Then, you will have to take measures to deter the bullying, such as using a first aid spray to turn the wounded area purple.

Chickens are very attracted to the color red, so masking the redness of the wounded area makes it less noticeable to the others in the flock.

Keep the wounded hen away from the rest of the flock for a few days to allow the wound to heal properly and prevent it from becoming infected.

Regularly spray the injured area with an antimicrobial spray to prevent infection and promote healing.

Bullying also occurs in crowded conditions or when the chickens become bored.

Provide your flock with plenty of space to live and explore to be less tempted to bully each other.

Being bullied causes a chicken to suffer from stress, which will lower its immune system, so it is important to mitigate the situation as quickly as possible.

The Hen Is Overweight

Overweight hens are more likely to lay eggs with blood spots on the shells for several reasons.

Obese hens lay fewer eggs, leading to the vent losing some of its elasticity.

The eggs the hen does lay tend to be very large, which causes the vent to stretch more and possibly cause bleeding.

Being overweight also increases the risk of the hen developing fatty liver hemorrhagic syndrome, more commonly known as FLHS.

FLHS occurs when excess fat accumulates in the liver and causes the organ to hemorrhage, which leads to internal bleeding.

As the internal bleeding worsens, blood spots may be present on the hen’s eggs.

Blood clots may form in the abdomen, and the liver will lose its ability to convert vitamin D to its active form.

When a hen does not receive enough vitamin D, eggshell quality is reduced, and the shell may have some irregularities.

Vitamin D is a key component in eggshell formation, so it is important to add a vitamin supplement to a laying hen’s diet to ensure she gets the proper amount of nutrients.

A hen suffering from FLHS is also at a higher risk for suffering from a heat stroke or having her liver rupture.

Related: Can a chicken have a stroke?

Daylight Hours Have Increased

Egg production in hens will decrease in the days leading into the winter season.

Hens must get an adequate amount of sunlight to stimulate egg production.

As the daylight hours decrease, so do the number of eggs a hen lays.

A hen may even go for the entire winter without laying eggs if she is not exposed to some form of an artificial light source to simulate sunlight.

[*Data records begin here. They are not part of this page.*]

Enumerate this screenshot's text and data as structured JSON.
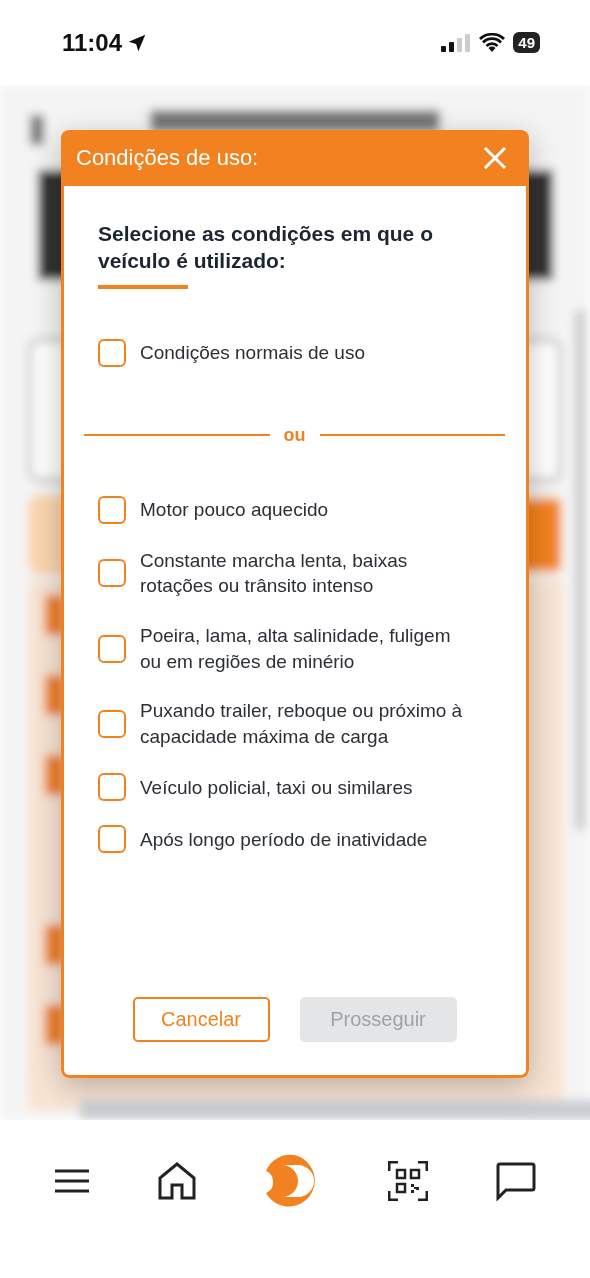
{
  "status_bar": {
    "time": "11:04",
    "battery": "49"
  },
  "modal": {
    "title": "Condições de uso:",
    "heading": "Selecione as condições em que o veículo é utilizado:",
    "options_before": [
      {
        "label": "Condições normais de uso",
        "checked": false
      }
    ],
    "separator": "ou",
    "options_after": [
      {
        "label": "Motor pouco aquecido",
        "checked": false
      },
      {
        "label": "Constante marcha lenta, baixas rotações ou trânsito intenso",
        "checked": false
      },
      {
        "label": "Poeira, lama, alta salinidade, fuligem ou em regiões de minério",
        "checked": false
      },
      {
        "label": "Puxando trailer, reboque ou próximo à capacidade máxima de carga",
        "checked": false
      },
      {
        "label": "Veículo policial, taxi ou similares",
        "checked": false
      },
      {
        "label": "Após longo período de inatividade",
        "checked": false
      }
    ],
    "buttons": [
      {
        "label": "Cancelar",
        "kind": "outline",
        "disabled": false
      },
      {
        "label": "Prosseguir",
        "kind": "primary",
        "disabled": true
      }
    ]
  }
}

When the daylight hours increase as spring draws near, the hen will also resume egg production.

If the hen has not laid eggs for an extended period, her vent will lose some of its elasticity.

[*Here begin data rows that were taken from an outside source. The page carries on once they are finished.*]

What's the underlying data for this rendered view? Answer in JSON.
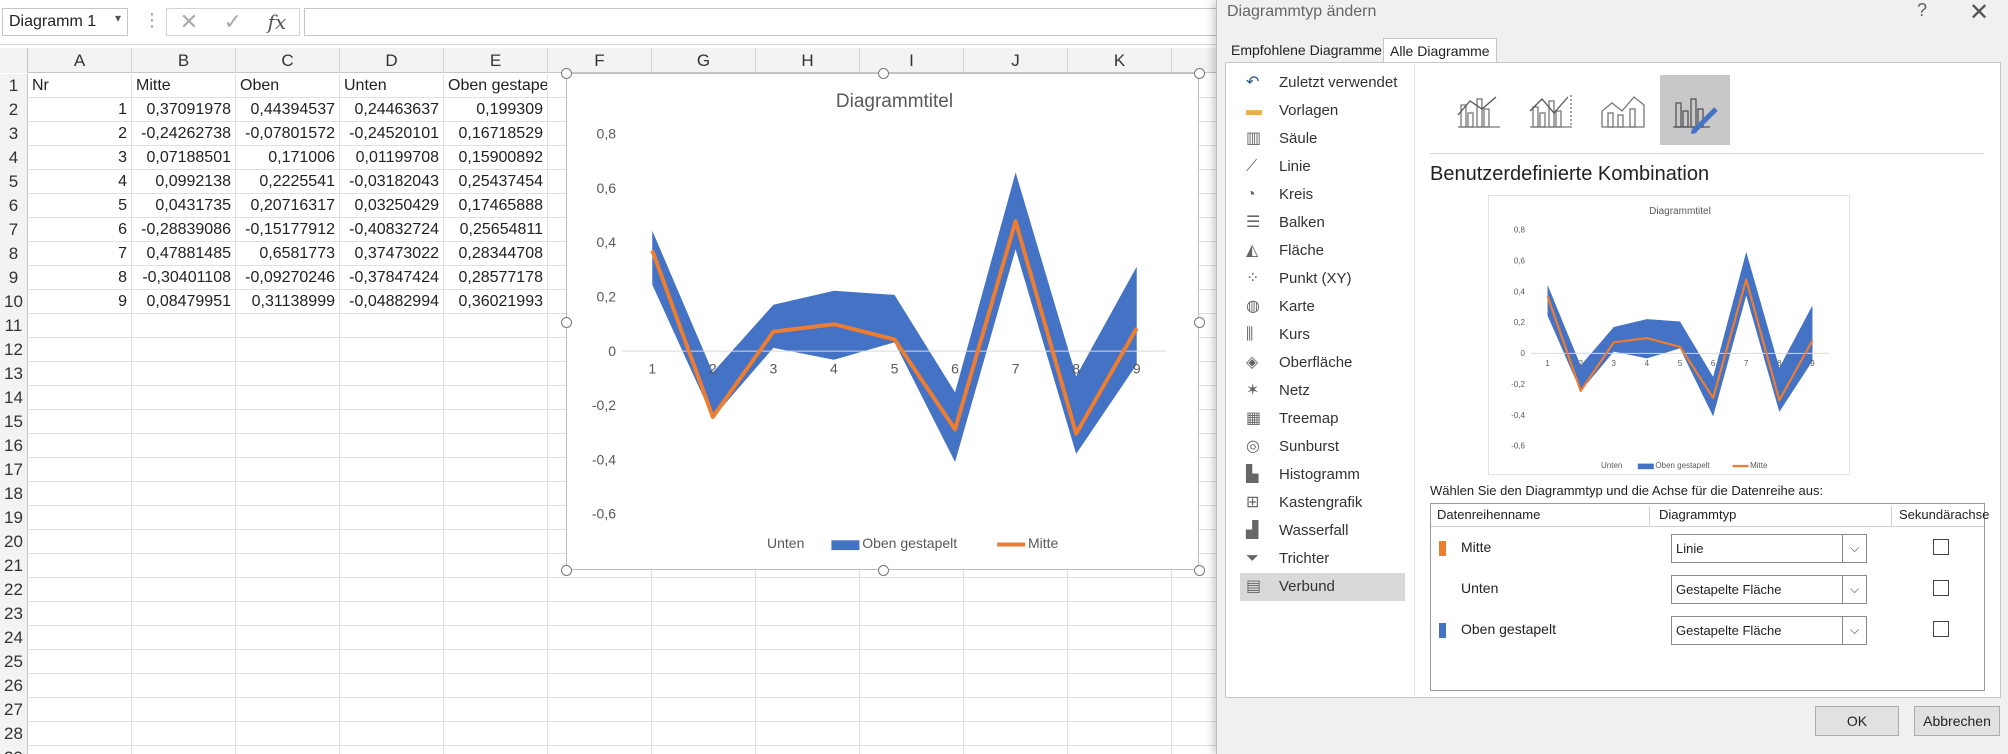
{
  "formula_bar": {
    "name_box": "Diagramm 1",
    "formula": ""
  },
  "columns": [
    "A",
    "B",
    "C",
    "D",
    "E",
    "F",
    "G",
    "H",
    "I",
    "J",
    "K"
  ],
  "row_numbers": [
    "1",
    "2",
    "3",
    "4",
    "5",
    "6",
    "7",
    "8",
    "9",
    "10",
    "11",
    "12",
    "13",
    "14",
    "15",
    "16",
    "17",
    "18",
    "19",
    "20",
    "21",
    "22",
    "23",
    "24",
    "25",
    "26",
    "27",
    "28",
    "29"
  ],
  "table": {
    "headers": [
      "Nr",
      "Mitte",
      "Oben",
      "Unten",
      "Oben gestapelt"
    ],
    "rows": [
      [
        "1",
        "0,37091978",
        "0,44394537",
        "0,24463637",
        "0,199309"
      ],
      [
        "2",
        "-0,24262738",
        "-0,07801572",
        "-0,24520101",
        "0,16718529"
      ],
      [
        "3",
        "0,07188501",
        "0,171006",
        "0,01199708",
        "0,15900892"
      ],
      [
        "4",
        "0,0992138",
        "0,2225541",
        "-0,03182043",
        "0,25437454"
      ],
      [
        "5",
        "0,0431735",
        "0,20716317",
        "0,03250429",
        "0,17465888"
      ],
      [
        "6",
        "-0,28839086",
        "-0,15177912",
        "-0,40832724",
        "0,25654811"
      ],
      [
        "7",
        "0,47881485",
        "0,6581773",
        "0,37473022",
        "0,28344708"
      ],
      [
        "8",
        "-0,30401108",
        "-0,09270246",
        "-0,37847424",
        "0,28577178"
      ],
      [
        "9",
        "0,08479951",
        "0,31138999",
        "-0,04882994",
        "0,36021993"
      ]
    ]
  },
  "chart_data": {
    "type": "line",
    "title": "Diagrammtitel",
    "categories": [
      "1",
      "2",
      "3",
      "4",
      "5",
      "6",
      "7",
      "8",
      "9"
    ],
    "ylim": [
      -0.6,
      0.8
    ],
    "yticks": [
      0.8,
      0.6,
      0.4,
      0.2,
      0,
      -0.2,
      -0.4,
      -0.6
    ],
    "ytick_labels": [
      "0,8",
      "0,6",
      "0,4",
      "0,2",
      "0",
      "-0,2",
      "-0,4",
      "-0,6"
    ],
    "legend_position": "bottom",
    "series": [
      {
        "name": "Unten",
        "kind": "stacked-area",
        "color": "none",
        "values": [
          0.24463637,
          -0.24520101,
          0.01199708,
          -0.03182043,
          0.03250429,
          -0.40832724,
          0.37473022,
          -0.37847424,
          -0.04882994
        ]
      },
      {
        "name": "Oben gestapelt",
        "kind": "stacked-area",
        "color": "#4472c4",
        "values": [
          0.199309,
          0.16718529,
          0.15900892,
          0.25437454,
          0.17465888,
          0.25654811,
          0.28344708,
          0.28577178,
          0.36021993
        ]
      },
      {
        "name": "Mitte",
        "kind": "line",
        "color": "#ed7d31",
        "values": [
          0.37091978,
          -0.24262738,
          0.07188501,
          0.0992138,
          0.0431735,
          -0.28839086,
          0.47881485,
          -0.30401108,
          0.08479951
        ]
      }
    ]
  },
  "dialog": {
    "title": "Diagrammtyp ändern",
    "help": "?",
    "close": "✕",
    "tabs": [
      "Empfohlene Diagramme",
      "Alle Diagramme"
    ],
    "active_tab": "Alle Diagramme",
    "chart_types": [
      {
        "label": "Zuletzt verwendet",
        "icon": "undo-icon"
      },
      {
        "label": "Vorlagen",
        "icon": "folder-icon"
      },
      {
        "label": "Säule",
        "icon": "column-chart-icon"
      },
      {
        "label": "Linie",
        "icon": "line-chart-icon"
      },
      {
        "label": "Kreis",
        "icon": "pie-chart-icon"
      },
      {
        "label": "Balken",
        "icon": "bar-chart-icon"
      },
      {
        "label": "Fläche",
        "icon": "area-chart-icon"
      },
      {
        "label": "Punkt (XY)",
        "icon": "scatter-chart-icon"
      },
      {
        "label": "Karte",
        "icon": "map-chart-icon"
      },
      {
        "label": "Kurs",
        "icon": "stock-chart-icon"
      },
      {
        "label": "Oberfläche",
        "icon": "surface-chart-icon"
      },
      {
        "label": "Netz",
        "icon": "radar-chart-icon"
      },
      {
        "label": "Treemap",
        "icon": "treemap-icon"
      },
      {
        "label": "Sunburst",
        "icon": "sunburst-icon"
      },
      {
        "label": "Histogramm",
        "icon": "histogram-icon"
      },
      {
        "label": "Kastengrafik",
        "icon": "box-whisker-icon"
      },
      {
        "label": "Wasserfall",
        "icon": "waterfall-icon"
      },
      {
        "label": "Trichter",
        "icon": "funnel-icon"
      },
      {
        "label": "Verbund",
        "icon": "combo-chart-icon"
      }
    ],
    "selected_type": "Verbund",
    "combo_title": "Benutzerdefinierte Kombination",
    "preview_title": "Diagrammtitel",
    "preview_ytick_labels": [
      "0,8",
      "0,6",
      "0,4",
      "0,2",
      "0",
      "-0,2",
      "-0,4",
      "-0,6"
    ],
    "preview_legend": [
      "Unten",
      "Oben gestapelt",
      "Mitte"
    ],
    "series_caption": "Wählen Sie den Diagrammtyp und die Achse für die Datenreihe aus:",
    "series_headers": [
      "Datenreihenname",
      "Diagrammtyp",
      "Sekundärachse"
    ],
    "series": [
      {
        "name": "Mitte",
        "type": "Linie",
        "secondary": false,
        "color": "#ed7d31"
      },
      {
        "name": "Unten",
        "type": "Gestapelte Fläche",
        "secondary": false,
        "color": ""
      },
      {
        "name": "Oben gestapelt",
        "type": "Gestapelte Fläche",
        "secondary": false,
        "color": "#4472c4"
      }
    ],
    "ok_label": "OK",
    "cancel_label": "Abbrechen"
  }
}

The hen’s first few eggs in the spring may have blood spots on them as the vent stretches and becomes more elastic again.

The reason for the blood is very similar to when the hen first begins the egg-laying process, and it is only temporary.

As the spring season progresses, the hen’s body will acclimate to the egg-laying process again, and she will no longer bleed.

How useful was this post?

Click on a star to rate it!

We are sorry that this post was not useful for you!

Let us improve this post!

Tell us how we can improve this post?



Growing up amidst the sprawling farms of the South, Wesley developed a profound connection with farm animals from a young age. His childhood experiences instilled in him a deep respect for sustainable and humane farming practices. Today, through Farmpertise.com, Wesley shares his rich knowledge, aiming to inspire and educate others about the joys and intricacies of rural life.

Advertiser Disclosure

We are reader-supported and may earn an affiliate commission when you buy through links on our website. To be 100% clear, you should assume that we will earn a commission on any product you purchase after clicking on links or images on this website.

Our affiliate partners include but are not limited to Amazon.com.

In addition, we generate revenue through advertisements within the body of the articles you read on our site.

Although we only recommend products that we feel are of the best quality (which we may or may not have personal experience with) and represent value for money, you should be aware that our opinions can differ.

A product we like and recommend may not be suitable for your unique goals. So always be sure to do your due diligence on any product before you purchase it.